Supplied data:
┏━━
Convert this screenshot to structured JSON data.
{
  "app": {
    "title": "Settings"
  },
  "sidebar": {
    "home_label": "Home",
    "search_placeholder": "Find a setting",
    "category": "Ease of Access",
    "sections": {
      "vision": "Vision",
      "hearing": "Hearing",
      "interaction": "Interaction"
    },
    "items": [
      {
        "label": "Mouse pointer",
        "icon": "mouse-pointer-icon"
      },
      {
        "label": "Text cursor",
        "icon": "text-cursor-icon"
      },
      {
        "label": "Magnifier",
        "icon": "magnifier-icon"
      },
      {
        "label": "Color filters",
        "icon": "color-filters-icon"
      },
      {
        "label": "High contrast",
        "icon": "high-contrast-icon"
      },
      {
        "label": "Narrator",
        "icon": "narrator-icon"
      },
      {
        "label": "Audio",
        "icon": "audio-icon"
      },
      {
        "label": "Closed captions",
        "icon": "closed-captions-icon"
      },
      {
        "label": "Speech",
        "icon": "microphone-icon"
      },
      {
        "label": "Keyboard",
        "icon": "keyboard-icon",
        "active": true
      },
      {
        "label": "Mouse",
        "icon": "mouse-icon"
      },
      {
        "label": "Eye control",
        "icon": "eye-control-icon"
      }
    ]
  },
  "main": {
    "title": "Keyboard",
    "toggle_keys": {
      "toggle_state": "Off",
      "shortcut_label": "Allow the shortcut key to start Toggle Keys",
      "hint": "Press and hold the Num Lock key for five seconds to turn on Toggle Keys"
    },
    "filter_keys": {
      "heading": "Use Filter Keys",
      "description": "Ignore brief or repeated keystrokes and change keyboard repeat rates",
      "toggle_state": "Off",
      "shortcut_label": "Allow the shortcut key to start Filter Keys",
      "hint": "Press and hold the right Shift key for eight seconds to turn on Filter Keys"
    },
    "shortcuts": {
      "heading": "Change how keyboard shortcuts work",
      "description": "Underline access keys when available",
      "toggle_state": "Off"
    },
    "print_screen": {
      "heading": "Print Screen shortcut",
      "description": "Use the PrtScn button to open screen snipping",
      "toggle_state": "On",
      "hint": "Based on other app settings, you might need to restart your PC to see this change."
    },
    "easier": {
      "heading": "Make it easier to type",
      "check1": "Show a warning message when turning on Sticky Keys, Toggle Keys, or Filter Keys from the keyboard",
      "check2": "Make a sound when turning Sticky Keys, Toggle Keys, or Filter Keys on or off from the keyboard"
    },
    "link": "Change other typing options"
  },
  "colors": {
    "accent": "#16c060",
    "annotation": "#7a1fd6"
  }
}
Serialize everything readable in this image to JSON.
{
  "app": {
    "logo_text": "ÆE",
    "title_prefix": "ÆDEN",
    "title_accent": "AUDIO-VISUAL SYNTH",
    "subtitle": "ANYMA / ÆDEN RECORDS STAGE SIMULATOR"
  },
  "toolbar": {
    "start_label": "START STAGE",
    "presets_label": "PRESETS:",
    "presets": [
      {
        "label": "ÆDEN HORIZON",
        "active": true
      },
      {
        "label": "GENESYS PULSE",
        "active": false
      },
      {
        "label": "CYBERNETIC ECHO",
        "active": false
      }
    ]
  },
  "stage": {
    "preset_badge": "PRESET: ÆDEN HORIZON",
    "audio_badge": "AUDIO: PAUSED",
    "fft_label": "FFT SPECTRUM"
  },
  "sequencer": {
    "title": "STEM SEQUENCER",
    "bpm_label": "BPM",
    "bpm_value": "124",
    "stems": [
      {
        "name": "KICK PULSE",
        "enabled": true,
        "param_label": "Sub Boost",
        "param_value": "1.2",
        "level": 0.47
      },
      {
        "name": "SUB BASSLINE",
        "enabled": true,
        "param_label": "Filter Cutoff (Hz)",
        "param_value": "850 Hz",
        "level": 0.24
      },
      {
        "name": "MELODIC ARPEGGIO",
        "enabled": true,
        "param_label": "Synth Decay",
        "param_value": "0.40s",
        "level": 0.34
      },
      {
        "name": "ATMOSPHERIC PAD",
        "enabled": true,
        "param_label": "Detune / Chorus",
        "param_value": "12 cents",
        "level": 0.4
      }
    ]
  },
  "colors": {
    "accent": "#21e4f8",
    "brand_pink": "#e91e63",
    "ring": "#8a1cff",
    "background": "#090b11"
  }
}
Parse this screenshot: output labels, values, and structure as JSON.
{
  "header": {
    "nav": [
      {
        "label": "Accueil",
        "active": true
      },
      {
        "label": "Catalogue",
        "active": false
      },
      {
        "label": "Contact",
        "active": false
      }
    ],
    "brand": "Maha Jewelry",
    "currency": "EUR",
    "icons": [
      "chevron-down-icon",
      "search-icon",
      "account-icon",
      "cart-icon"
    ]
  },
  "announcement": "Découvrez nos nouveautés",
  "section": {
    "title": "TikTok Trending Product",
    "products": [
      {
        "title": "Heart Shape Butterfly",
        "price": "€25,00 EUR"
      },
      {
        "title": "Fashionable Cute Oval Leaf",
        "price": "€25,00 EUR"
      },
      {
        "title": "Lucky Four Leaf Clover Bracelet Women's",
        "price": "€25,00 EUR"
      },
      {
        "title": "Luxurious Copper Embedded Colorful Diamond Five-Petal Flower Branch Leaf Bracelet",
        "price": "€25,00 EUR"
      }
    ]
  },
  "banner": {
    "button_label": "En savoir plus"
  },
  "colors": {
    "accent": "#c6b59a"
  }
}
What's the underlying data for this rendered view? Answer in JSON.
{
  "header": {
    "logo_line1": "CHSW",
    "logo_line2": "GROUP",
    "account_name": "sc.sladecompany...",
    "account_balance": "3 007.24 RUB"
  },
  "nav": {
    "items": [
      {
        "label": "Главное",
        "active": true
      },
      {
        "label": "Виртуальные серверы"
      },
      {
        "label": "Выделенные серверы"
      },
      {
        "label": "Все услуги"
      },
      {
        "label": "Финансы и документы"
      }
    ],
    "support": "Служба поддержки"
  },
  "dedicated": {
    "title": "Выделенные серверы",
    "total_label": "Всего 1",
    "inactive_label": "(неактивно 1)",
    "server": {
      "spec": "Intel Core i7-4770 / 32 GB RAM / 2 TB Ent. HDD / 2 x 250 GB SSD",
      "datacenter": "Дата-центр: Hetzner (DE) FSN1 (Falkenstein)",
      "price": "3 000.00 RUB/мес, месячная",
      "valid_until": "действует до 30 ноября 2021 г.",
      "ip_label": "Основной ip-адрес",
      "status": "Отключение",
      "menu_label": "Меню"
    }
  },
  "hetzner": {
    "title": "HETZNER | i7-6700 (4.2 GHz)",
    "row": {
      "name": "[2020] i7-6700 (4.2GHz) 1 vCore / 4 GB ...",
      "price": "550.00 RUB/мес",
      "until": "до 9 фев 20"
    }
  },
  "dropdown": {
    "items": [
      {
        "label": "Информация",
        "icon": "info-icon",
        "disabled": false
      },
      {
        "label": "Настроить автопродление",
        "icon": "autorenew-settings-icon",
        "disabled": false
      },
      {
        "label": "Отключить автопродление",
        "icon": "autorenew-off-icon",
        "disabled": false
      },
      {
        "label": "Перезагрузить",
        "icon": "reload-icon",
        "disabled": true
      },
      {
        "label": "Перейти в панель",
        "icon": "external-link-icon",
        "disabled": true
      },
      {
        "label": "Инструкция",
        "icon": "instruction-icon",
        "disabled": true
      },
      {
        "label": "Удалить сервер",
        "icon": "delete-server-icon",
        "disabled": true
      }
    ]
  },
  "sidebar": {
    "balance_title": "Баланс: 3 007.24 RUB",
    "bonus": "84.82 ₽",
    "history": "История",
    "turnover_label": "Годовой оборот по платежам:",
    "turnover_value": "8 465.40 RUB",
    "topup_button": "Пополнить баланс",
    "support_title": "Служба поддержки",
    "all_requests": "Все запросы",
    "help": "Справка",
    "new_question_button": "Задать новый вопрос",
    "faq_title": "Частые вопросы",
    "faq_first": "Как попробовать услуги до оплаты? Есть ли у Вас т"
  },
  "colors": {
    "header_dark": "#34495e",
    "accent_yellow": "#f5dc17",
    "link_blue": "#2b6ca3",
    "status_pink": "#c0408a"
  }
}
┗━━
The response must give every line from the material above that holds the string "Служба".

    "support": "Служба поддержки"
    "support_title": "Служба поддержки",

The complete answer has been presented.